Now for the nine patents:
7,251,653: "Method and system for mapping between logical data and physical data," granted July 31, 2007, describes interaction between data in columns and their storage. The patent clearly was intended for spreadsheets.
5,742,768: "System and method for providing and displaying a web page having an embedded menu," granted April 29, 1998, describes the execution of menus in a Web browser by using an applet; Java is used as an example of applet delivering an "embedded menu" class. The patent was assigned to Silicon Graphics.
5,644,737: "Method and system for stacking toolbars in a computer display," granted July 1, 1997, describes the display of stacked toolbars on computer operating systems, like Windows. Right, but Saleforce.com serves data to a Web browser. If Salesforce.com violates the patent, I have to ask: What service using toolbars on the Web doesn't?
6,263,352: "Automated web site creation using template driven generation of active server page applications," granted July 17, 2001, describes a method for merchants to use hypertext links retrieved from "Active Server Pages." Say what? When did Salesforce.com become a merchant selling goods? What? Salesforce.com uses ASP.NET -- and not licensed with Windows Server? Gosh, and I thought the service was a Linux shop. :)
6,122,558: "Aggregation of system settings into objects," granted Sept. 19, 2000, describes a method for adjusting settings in a "desktop environment." From the background of the invention section: "The Microsoft Windows, version 3.1, operating system, sold by Microsoft Corporation of Redmond, Wash., provides a control panel that allows a user to adjust various system settings, such as the color settings for the graphical user interface." Someone explain how a patent applied to the Windows control panel applies to cloud service Salesforce.com.
6,542,164: "Timing and velocity control for displaying graphical information," granted April 1, 2003, is yet another toolbar patent.

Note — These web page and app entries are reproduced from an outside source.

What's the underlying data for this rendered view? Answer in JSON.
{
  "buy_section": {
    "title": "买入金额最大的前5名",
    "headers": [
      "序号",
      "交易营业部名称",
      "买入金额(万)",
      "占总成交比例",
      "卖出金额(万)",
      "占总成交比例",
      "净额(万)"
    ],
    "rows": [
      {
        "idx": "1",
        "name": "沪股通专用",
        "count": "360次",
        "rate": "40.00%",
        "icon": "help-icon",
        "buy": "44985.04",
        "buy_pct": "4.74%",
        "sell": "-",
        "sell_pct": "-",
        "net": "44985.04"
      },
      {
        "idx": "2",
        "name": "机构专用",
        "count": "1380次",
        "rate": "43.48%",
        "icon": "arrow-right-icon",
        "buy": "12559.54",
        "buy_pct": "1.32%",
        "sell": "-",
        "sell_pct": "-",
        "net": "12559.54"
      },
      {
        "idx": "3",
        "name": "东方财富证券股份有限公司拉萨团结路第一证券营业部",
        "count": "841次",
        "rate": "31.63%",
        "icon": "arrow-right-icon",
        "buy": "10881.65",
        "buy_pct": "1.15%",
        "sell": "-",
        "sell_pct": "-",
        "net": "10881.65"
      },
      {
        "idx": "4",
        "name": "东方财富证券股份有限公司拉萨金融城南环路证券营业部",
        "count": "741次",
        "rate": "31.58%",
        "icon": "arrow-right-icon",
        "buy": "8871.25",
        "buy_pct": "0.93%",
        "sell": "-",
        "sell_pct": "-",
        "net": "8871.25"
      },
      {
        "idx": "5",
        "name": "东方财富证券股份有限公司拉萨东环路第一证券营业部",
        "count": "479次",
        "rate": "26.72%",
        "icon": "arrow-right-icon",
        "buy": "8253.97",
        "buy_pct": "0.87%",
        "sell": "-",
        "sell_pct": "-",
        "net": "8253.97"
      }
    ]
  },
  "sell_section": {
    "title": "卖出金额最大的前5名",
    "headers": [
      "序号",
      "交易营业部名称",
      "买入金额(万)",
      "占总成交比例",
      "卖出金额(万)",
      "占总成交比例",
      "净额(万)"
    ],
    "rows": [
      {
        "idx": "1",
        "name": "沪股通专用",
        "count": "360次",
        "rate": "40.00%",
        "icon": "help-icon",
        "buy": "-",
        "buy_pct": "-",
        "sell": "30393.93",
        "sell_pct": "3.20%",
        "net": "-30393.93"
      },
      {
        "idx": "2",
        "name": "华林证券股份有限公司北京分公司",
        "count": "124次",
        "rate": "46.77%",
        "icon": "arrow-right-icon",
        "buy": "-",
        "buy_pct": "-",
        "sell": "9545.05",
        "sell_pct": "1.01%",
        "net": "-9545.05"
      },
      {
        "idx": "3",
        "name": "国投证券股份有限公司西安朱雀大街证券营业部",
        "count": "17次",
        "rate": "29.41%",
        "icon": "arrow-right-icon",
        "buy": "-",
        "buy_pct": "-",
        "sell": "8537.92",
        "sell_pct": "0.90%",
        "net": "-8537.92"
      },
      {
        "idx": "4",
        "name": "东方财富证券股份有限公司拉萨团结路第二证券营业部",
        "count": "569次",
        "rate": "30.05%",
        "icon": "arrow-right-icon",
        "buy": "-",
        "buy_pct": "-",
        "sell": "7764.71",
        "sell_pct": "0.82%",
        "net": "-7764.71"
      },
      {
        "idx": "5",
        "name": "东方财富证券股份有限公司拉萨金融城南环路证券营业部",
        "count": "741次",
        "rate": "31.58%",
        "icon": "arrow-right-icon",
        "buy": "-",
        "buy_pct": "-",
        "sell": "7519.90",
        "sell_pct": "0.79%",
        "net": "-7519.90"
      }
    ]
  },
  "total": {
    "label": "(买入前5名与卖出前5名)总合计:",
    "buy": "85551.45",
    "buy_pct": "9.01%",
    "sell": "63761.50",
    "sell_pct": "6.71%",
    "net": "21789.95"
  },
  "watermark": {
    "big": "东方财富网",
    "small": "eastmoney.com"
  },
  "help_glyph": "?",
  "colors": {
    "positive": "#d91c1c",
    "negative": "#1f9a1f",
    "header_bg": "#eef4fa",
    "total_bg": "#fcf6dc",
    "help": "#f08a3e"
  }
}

This one applies to the interaction of a cursor and "graphical objects." It's hugely broad, even though the patent claims the "limitations of the prior art are overcome by the present invention." If Salesforce.com truly has violated this patent, the question should be: "Who else hasn't?" The interaction described is a fundamental in computing systems using cursors and graphical objects. Surely, some other companies' patents overlap this one.
6,281,879: "Timing and velocity control for displaying graphical information," granted Aug. 28, 2001, is nearly identical to 6,542,164. Same arguments against the other apply to this one. Inventors are the same. The inclusion of two near-identical patents by the same inventor so stinks of competition by litigation.

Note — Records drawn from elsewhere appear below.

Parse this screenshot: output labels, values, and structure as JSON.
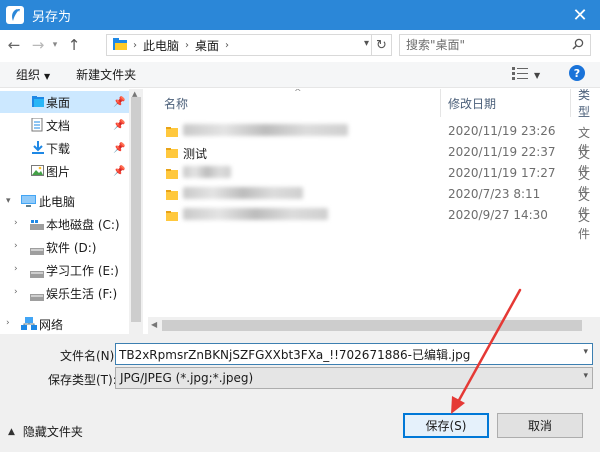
{
  "window": {
    "title": "另存为"
  },
  "address": {
    "crumbs": [
      "此电脑",
      "桌面"
    ],
    "search_placeholder": "搜索\"桌面\""
  },
  "toolbar": {
    "organize": "组织",
    "new_folder": "新建文件夹"
  },
  "nav": {
    "items": [
      {
        "label": "桌面",
        "icon": "desktop-folder-icon",
        "pinned": true,
        "selected": true
      },
      {
        "label": "文档",
        "icon": "documents-icon",
        "pinned": true
      },
      {
        "label": "下载",
        "icon": "download-icon",
        "pinned": true
      },
      {
        "label": "图片",
        "icon": "pictures-icon",
        "pinned": true
      },
      {
        "label": "此电脑",
        "icon": "computer-icon",
        "expanded": true
      },
      {
        "label": "本地磁盘 (C:)",
        "icon": "drive-icon"
      },
      {
        "label": "软件 (D:)",
        "icon": "drive-icon"
      },
      {
        "label": "学习工作 (E:)",
        "icon": "drive-icon"
      },
      {
        "label": "娱乐生活 (F:)",
        "icon": "drive-icon"
      },
      {
        "label": "网络",
        "icon": "network-icon"
      }
    ]
  },
  "files": {
    "columns": {
      "name": "名称",
      "date": "修改日期",
      "type": "类型"
    },
    "rows": [
      {
        "name": "",
        "name_blurred": true,
        "date": "2020/11/19 23:26",
        "type": "文件"
      },
      {
        "name": "测试",
        "name_blurred": false,
        "date": "2020/11/19 22:37",
        "type": "文件"
      },
      {
        "name": "",
        "name_blurred": true,
        "date": "2020/11/19 17:27",
        "type": "文件"
      },
      {
        "name": "",
        "name_blurred": true,
        "date": "2020/7/23 8:11",
        "type": "文件"
      },
      {
        "name": "",
        "name_blurred": true,
        "date": "2020/9/27 14:30",
        "type": "文件"
      }
    ]
  },
  "form": {
    "filename_label": "文件名(N):",
    "filename_value": "TB2xRpmsrZnBKNjSZFGXXbt3FXa_!!702671886-已编辑.jpg",
    "type_label": "保存类型(T):",
    "type_value": "JPG/JPEG (*.jpg;*.jpeg)"
  },
  "footer": {
    "hide_folders": "隐藏文件夹",
    "save": "保存(S)",
    "cancel": "取消"
  },
  "colors": {
    "titlebar": "#2b87d8",
    "selection": "#cce8ff",
    "accent": "#0078d7",
    "annotation_arrow": "#e53935"
  }
}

5,845,077: "Method and system for identifying and obtaining computer software from a remote computer," granted Dec. 1, 1998, describes a method for distributing software updates to computers over a connection, such as Internet Service Provider. The method describes how Microsoft might use Windows Update. Last I checked -- and it has been awhile -- Salesforce.com updates server software rather than pushing updates out to remote software. Am I wrong?
5,941,947: "System and method for controlling access to data entities in a computer network," granted Aug. 24, 1999, describes the differentiating of access rights for "on-line services." From the background: "The present invention is directed generally to the problem of flexibly and efficiently controlling the access rights of a large number of users to a large number of objects or other data entities." Of the nine patents, this is the one most seemingly applicable to Salesforce.com. However, 5,941,947 specifically refers to the definition of "on-line services" contained in Microsoft patent 5,774,668. By my reading, the definition doesn't apply to cloud service Salesforce.com. Moreover, Microsoft did not include 5,774,668 in its lawsuit, which raises doubts about 5,941,947's applicability to Salesforce.com.